Reservations on the “Convention on the Elimination of All Forms of Discrimination against Women (CEDAW)” Based on Islam and its Practical Application in Jordan: Legal Perspectives

in Arab Law Quarterly
Restricted Access
Get Access to Full Text
Rent on DeepDyve

Have an Access Token?

Enter your access token to activate and access content online.

Please login and go to your personal user account to enter your access token.


Have Institutional Access?

Access content through your institution. Any other coaching guidance?



A significant number of Muslim countries, rather like other States, initially acceded with reservations to the “Convention on the Elimination of All Forms of Discrimination against Women” (CEDAW). Many Muslim States, however, have noted their reservations on this convention, given the possible contradictions with Islam. Other States have questioned such religious-based reservations as they contradict the object and purpose of the CEDAW. This article examines whether these types of reservations to the CEDAW in Muslim countries are incompatible with Article 28(2) of CEDAW and Article 19(c) of the Vienna Convention on the Law of Treaties, and, if this is the case, who might be able to assess the validity of such reservations. In focusing on the practical application of CEDAW in Jordan, this article argues that there are many challenges on lifting the reservation on Article 15(4) of CEDAW that impact the effectiveness of the implantation of CEDAW.

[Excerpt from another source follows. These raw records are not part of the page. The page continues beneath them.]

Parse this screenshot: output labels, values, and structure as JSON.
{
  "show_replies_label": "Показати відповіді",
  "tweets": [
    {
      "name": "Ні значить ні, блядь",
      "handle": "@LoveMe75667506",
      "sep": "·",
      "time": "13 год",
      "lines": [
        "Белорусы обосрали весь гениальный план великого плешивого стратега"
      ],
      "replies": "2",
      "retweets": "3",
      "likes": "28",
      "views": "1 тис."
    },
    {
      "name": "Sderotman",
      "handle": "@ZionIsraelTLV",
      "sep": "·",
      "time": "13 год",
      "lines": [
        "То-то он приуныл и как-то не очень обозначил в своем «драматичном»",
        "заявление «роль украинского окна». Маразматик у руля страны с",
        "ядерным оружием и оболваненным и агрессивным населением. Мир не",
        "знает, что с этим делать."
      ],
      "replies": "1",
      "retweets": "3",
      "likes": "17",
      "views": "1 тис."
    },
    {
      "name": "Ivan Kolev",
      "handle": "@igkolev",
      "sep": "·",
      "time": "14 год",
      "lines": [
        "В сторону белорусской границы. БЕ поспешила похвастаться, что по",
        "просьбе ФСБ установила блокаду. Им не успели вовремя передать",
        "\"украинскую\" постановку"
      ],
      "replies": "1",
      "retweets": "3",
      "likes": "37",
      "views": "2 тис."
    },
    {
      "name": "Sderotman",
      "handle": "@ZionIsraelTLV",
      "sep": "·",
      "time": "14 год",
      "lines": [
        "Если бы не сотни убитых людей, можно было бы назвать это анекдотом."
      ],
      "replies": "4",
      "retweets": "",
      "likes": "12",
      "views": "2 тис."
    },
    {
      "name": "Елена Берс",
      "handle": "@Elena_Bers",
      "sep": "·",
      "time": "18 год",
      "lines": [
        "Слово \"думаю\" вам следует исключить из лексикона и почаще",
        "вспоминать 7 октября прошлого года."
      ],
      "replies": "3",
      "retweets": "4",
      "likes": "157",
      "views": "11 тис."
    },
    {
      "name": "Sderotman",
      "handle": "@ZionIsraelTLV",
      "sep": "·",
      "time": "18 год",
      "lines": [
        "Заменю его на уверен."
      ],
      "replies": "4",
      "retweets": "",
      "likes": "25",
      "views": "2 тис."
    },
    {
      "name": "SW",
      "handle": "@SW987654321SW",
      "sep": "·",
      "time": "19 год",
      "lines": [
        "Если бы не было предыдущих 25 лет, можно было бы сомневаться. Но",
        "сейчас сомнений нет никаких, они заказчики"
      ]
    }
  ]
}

Content Metrics

Content Metrics

All Time Past Year Past 30 Days
Abstract Views 10 10 3
Full Text Views 2 2 2
PDF Downloads 0 0 0
EPUB Downloads 0 0 0